Belles-Lettres and Romances.—Mahomet in the Koran had made extensive use of saj’ or rhymed prose (see above). This form then dropped out of use almost entirely for some time. In the 10th century, however, it was revived, occurring almost simultaneously in the Sermons of Ibn Nubata (946-984) and the Letters of Abu Bakr ul-Khwarizmi. Both have been published several times in the East. The epistolary style was further cultivated by Hamadhani (q.v.) and carried to perfection by Abu-l?Ala ul-Ma?arri. Hamadhini was also the first to write in this rhymed prose a new form of work, the Maqama (“assembly”). The name arose from the fact that scholars were accustomed to assemble for the purpose of rivalling one another in orations showing their knowledge of Arabic language, proverb and verse. In the Maqamas of Hamadhani a narrator describes how in various places he met a wandering scholar who in these assemblies puts all his rivals to shame by his eloquence. 273Each oration forms the substance of a Maqama, while the Maqamas themselves are united to one another by the constant meetings of narrator and scholar. Hariri (q.v.) quite eclipsed the fame of his predecessor in this department, and his Maqamas retain their influence over Arabian literature to the present day. As late as the 19th century the sheik Na?if ul Yaziji (1800-1871) distinguished himself by writing sixty clever Maqamas in the style of Hariri (ed. Beirut, 1856, 1872). While this class of literature had devoted itself chiefly to the finesses of the language, another set of works was given to meeting the requirements of moral education and the training of a gentleman.
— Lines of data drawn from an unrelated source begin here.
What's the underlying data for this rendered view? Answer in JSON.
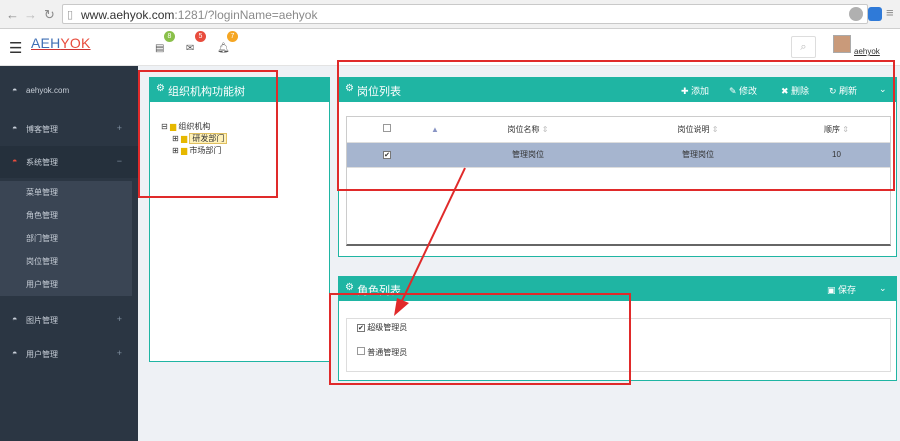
{
  "browser": {
    "url_host": "www.aehyok.com",
    "url_rest": ":1281/?loginName=aehyok"
  },
  "header": {
    "logo_a": "AEH",
    "logo_b": "YOK",
    "badges": [
      "8",
      "5",
      "7"
    ],
    "username": "aehyok"
  },
  "sidebar": {
    "items": [
      {
        "label": "aehyok.com"
      },
      {
        "label": "博客管理",
        "expander": "+"
      },
      {
        "label": "系统管理",
        "expander": "−"
      },
      {
        "label": "图片管理",
        "expander": "+"
      },
      {
        "label": "用户管理",
        "expander": "+"
      }
    ],
    "subitems": [
      {
        "label": "菜单管理"
      },
      {
        "label": "角色管理"
      },
      {
        "label": "部门管理"
      },
      {
        "label": "岗位管理"
      },
      {
        "label": "用户管理"
      }
    ]
  },
  "org_panel": {
    "title": "组织机构功能树",
    "tree": {
      "root": "组织机构",
      "children": [
        "研发部门",
        "市场部门"
      ]
    }
  },
  "post_panel": {
    "title": "岗位列表",
    "actions": {
      "add": "添加",
      "edit": "修改",
      "delete": "删除",
      "refresh": "刷新"
    },
    "columns": [
      "岗位名称",
      "岗位说明",
      "顺序"
    ],
    "rows": [
      {
        "name": "管理岗位",
        "desc": "管理岗位",
        "order": "10",
        "checked": true
      }
    ]
  },
  "role_panel": {
    "title": "角色列表",
    "save": "保存",
    "roles": [
      {
        "label": "超级管理员",
        "checked": true
      },
      {
        "label": "普通管理员",
        "checked": false
      }
    ]
  },
  "colors": {
    "accent": "#1fb5a3",
    "sidebar": "#2b3643",
    "selected_row": "#a6b5cf",
    "annotation": "#e02a2a"
  }
}
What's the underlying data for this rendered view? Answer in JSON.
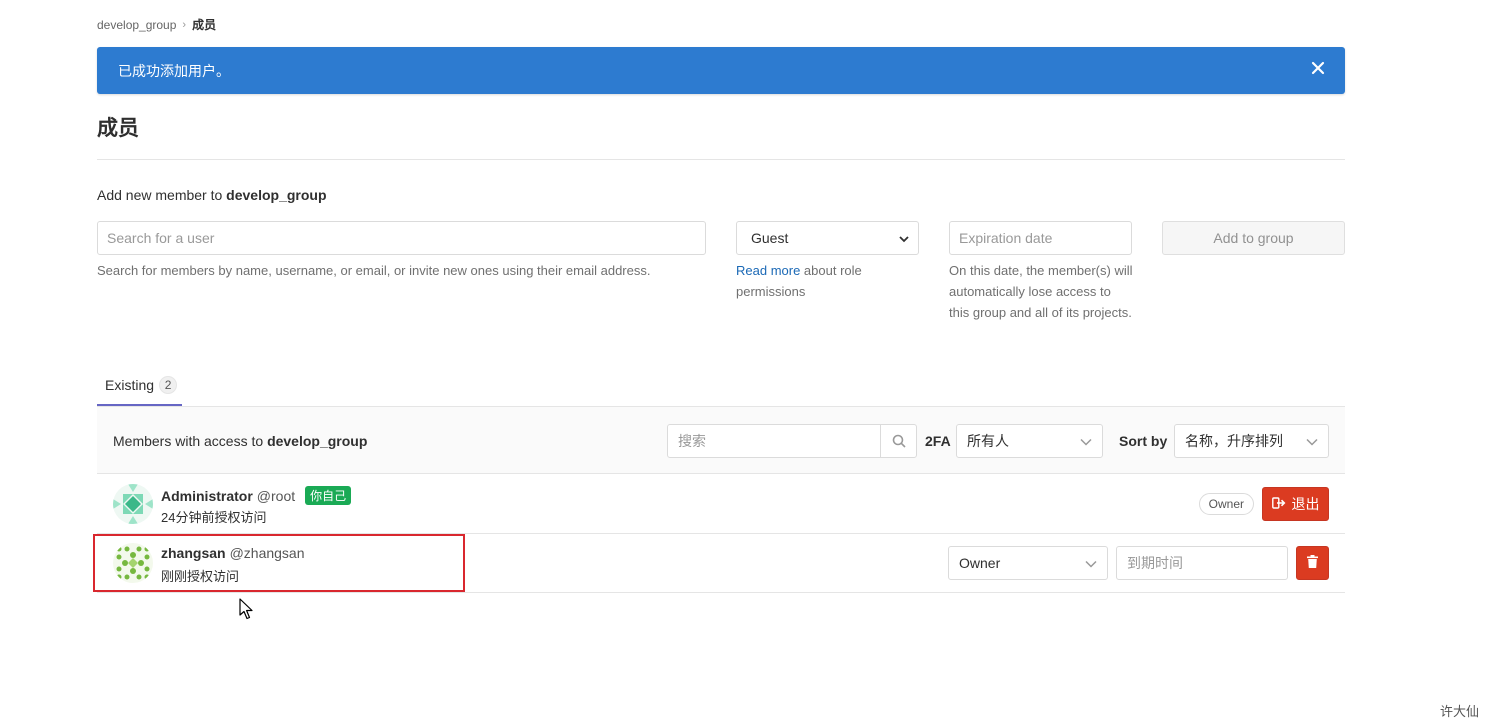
{
  "breadcrumb": {
    "group": "develop_group",
    "current": "成员"
  },
  "flash": {
    "message": "已成功添加用户。"
  },
  "page": {
    "title": "成员"
  },
  "add_member": {
    "label_prefix": "Add new member to ",
    "group_name": "develop_group",
    "search_placeholder": "Search for a user",
    "search_help": "Search for members by name, username, or email, or invite new ones using their email address.",
    "role_value": "Guest",
    "role_help_link": "Read more",
    "role_help_text": " about role permissions",
    "expiration_placeholder": "Expiration date",
    "expiration_help": "On this date, the member(s) will automatically lose access to this group and all of its projects.",
    "add_button": "Add to group"
  },
  "tabs": {
    "existing_label": "Existing",
    "existing_count": "2"
  },
  "members_panel": {
    "title_prefix": "Members with access to ",
    "group_name": "develop_group",
    "search_placeholder": "搜索",
    "twofa_label": "2FA",
    "twofa_value": "所有人",
    "sort_label": "Sort by",
    "sort_value": "名称，升序排列"
  },
  "members": [
    {
      "name": "Administrator",
      "username": "@root",
      "badge": "你自己",
      "granted": "24分钟前授权访问",
      "role_pill": "Owner",
      "leave_label": "退出"
    },
    {
      "name": "zhangsan",
      "username": "@zhangsan",
      "granted": "刚刚授权访问",
      "role_value": "Owner",
      "expiration_placeholder": "到期时间"
    }
  ],
  "watermark": "许大仙",
  "colors": {
    "flash": "#2d7bd0",
    "danger": "#db3b21",
    "success": "#1aaa55",
    "tab_active": "#6666c4",
    "highlight": "#d9272e"
  }
}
This, which is known as “Adab literature,” is anecdotic in style with much quotation of early poetry and proverb. Thus government, war, friendship, morality, piety, eloquence, are some of the titles under which Ibn Qutaiba groups his stories and verses in the?Uyun ul Akhbar. Jahiz (q.v.) in the 9th century and Baihaqi (The Kitab al-Ma?asin val-Masawi, ed. F. Schwally, Giessen, 1900-1902) early in the 10th, wrote works of this class. A little later a Spaniard, Ibn ?Abdrabbihi (Abdi-r-Rabbihi), wrote his ?Iqd ul-Farid (see section Anthologies). The growth of city life in the Abbasid capital led to the desire for a new form of story, differing from the old tales of desert life. This was met in the first place by borrowing. In the 8th century Ibn Muqaffa?, a convert from Mazdaism to Islam, translated the Pahlavi version of Bidpai’s fables (itself a version of the Indian Panchatantra) into Arabic with the title Kalila wa Dimna (ed. Beirut, various years). Owing to the purity of its language and style it has remained a classic work. The Book of the 1001 Nights (Arabian Nights) also has its basis in translations from the Indian through the Persian, made as early as the 9th century. To these stories have been added others originating in Bagdad and Egypt and a few others, which were at first in independent circulation. The whole work seems to have taken its present form (with local variations) about the 13th century. Several other romances of considerable length are extant, such as the Story of ?Antar (ed. 32 vols., Cairo, 1869, &c., translated in part by Terrick Hamilton, 4 vols., London, 1820), and the Story of Saif ibn Dhi Yezen (ed. Cairo, 1892).